Are Twins Usually Born Earlier than Singletons?

Twins Are Often Born Earlier Than 37 Weeks

Annmarie Young Photography / Getty Images

Generally, twins and other multiples are born earlier than singletons. This is useful information to have, as it means you'll need to be prepared for your new arrivals as early as 28 weeks after conception. It's also important to know that twins are more likely than singletons to require at least a few days in the hospital before coming home.

Why Are Twins Often Born Early?

There are a variety of reasons why twins are often born before the usual 37 weeks.

The risk of preterm labor and premature birth are heightened when there is more than one baby in the womb. Other conditions such as preeclampsia, placental dysfunction, and TTTS are more prevalent in twin pregnancy and increase the risk of an early delivery.

How Early Should I Expect My Twins?

Research from the National Organization of Mothers of Twins Clubs (NOMOTC) indicates that about half of multiples are born before 36 weeks gestation. The National Vital Statistics Report for 2009 reports that 60% of twins were born preterm (less than 37 completed weeks of gestation) and 11.4% were considered very preterm (less than 32 completed weeks of gestation).

Should My Twins Be Induced Before 37 Weeks?

There's no way to know exactly when your babies will be born. In some cases, a premature birth can not be avoided. Some doctors feel that 37 or 38 weeks should be considered full-term for twins and will seek to prompt the delivery of the babies at that time.

A 2006 study found that twins delivered past 40 weeks were more likely to have lower APGAR scores and a higher mortality rate; however, it also concluded that there were no additional health benefits for babies delivered at thirty-seven or thirty-eight weeks.
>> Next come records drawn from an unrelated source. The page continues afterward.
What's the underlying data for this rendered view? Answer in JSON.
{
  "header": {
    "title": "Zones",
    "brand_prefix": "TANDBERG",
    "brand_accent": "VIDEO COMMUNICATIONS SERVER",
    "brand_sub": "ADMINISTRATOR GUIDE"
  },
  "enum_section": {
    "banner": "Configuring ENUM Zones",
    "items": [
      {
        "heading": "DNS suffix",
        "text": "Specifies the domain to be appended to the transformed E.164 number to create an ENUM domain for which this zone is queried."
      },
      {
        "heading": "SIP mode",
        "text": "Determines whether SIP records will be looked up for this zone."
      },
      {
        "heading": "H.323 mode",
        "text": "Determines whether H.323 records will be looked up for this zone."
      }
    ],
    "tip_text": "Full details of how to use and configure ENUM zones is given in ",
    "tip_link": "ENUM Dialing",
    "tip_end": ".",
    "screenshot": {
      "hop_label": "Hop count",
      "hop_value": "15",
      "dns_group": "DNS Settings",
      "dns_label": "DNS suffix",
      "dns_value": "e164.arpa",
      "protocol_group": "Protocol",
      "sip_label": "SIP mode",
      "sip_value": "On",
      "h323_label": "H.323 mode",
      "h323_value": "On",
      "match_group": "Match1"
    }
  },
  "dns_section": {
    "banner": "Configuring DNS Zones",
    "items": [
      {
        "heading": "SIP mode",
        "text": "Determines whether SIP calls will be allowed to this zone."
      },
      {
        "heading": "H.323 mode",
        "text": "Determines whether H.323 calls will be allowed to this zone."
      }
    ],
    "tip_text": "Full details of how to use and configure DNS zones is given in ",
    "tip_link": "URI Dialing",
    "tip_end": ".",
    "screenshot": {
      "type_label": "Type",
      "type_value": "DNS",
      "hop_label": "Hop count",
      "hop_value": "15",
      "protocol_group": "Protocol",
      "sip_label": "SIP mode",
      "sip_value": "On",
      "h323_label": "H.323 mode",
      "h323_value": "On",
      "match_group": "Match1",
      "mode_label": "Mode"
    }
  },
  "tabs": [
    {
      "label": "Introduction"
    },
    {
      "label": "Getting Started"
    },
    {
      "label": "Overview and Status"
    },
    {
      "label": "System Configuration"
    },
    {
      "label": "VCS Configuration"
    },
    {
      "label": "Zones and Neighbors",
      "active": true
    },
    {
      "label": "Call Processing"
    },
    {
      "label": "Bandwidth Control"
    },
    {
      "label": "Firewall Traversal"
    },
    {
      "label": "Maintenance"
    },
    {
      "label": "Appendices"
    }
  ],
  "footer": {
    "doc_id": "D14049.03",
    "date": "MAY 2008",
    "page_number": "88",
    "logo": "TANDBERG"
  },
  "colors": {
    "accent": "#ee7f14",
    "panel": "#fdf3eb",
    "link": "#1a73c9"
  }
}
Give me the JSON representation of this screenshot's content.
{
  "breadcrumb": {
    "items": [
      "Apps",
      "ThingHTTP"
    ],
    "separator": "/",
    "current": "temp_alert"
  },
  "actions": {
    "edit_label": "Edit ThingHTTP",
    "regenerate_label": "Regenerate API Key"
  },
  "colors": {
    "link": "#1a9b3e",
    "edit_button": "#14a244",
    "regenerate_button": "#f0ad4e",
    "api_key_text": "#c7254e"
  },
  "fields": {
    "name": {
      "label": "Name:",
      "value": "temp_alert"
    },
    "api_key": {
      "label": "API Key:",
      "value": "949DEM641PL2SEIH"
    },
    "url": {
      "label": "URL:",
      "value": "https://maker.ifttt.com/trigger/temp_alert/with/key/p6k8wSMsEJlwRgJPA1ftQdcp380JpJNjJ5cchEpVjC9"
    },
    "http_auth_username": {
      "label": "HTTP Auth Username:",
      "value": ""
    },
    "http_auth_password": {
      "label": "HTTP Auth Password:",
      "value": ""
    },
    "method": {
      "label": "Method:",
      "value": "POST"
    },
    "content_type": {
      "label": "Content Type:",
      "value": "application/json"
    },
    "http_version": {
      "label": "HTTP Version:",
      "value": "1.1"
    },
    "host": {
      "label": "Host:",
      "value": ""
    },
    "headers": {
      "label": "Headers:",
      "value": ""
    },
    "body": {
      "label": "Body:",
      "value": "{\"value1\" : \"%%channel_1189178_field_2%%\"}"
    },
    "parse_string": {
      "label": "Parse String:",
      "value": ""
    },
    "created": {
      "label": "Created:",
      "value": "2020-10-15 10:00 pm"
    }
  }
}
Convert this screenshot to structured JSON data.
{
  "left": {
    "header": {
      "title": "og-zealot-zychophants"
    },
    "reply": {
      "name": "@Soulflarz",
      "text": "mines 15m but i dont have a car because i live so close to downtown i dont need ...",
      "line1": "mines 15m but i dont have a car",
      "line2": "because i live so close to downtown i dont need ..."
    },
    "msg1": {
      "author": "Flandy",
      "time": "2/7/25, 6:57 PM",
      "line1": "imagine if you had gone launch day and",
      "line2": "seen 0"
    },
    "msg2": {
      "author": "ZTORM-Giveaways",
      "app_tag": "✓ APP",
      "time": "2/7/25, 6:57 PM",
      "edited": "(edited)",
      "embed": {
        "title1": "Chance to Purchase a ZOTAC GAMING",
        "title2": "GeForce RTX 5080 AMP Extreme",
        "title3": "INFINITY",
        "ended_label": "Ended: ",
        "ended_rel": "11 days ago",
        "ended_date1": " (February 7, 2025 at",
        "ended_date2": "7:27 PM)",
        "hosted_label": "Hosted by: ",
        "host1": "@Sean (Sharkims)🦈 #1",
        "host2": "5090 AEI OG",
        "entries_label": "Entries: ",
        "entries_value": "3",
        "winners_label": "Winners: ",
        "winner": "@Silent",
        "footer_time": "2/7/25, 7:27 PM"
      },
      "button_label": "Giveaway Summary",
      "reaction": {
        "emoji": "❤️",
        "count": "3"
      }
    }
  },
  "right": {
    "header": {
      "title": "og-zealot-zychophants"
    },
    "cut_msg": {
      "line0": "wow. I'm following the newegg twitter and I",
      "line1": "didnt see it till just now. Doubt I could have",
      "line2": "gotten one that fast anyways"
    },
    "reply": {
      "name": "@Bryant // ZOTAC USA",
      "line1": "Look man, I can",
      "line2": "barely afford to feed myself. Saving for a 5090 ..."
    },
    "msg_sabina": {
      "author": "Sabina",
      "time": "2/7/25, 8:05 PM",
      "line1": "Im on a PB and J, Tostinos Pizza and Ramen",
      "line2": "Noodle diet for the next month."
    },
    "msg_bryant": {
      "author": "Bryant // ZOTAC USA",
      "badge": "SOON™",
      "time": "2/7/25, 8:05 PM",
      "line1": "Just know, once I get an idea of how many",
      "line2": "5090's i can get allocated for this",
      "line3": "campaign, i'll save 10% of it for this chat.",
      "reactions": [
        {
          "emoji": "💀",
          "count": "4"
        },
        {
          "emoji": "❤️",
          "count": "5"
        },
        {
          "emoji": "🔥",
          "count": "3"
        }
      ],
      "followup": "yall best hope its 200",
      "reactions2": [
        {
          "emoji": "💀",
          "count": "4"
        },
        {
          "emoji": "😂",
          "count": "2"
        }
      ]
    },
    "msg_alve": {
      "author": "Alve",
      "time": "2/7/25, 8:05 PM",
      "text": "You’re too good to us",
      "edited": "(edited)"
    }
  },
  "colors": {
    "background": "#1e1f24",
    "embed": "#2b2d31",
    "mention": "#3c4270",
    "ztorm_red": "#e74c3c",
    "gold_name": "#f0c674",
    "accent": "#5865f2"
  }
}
In 2012, researchers from Adelaide University concluded that 37 weeks was the ideal gestation for twins, citing that babies born after that point faced increased risk of slowed growth, resulting in low birth weight and other potential health complications.

Consult with your medical caregivers to determine the best course of action for your pregnancy and delivery in order to ensure the healthiest outcome for both mother and babies.

Sources: 

American College of Obstetricians and Gynecologists. Multiple pregnancy. Web. 2016. 

Continue Reading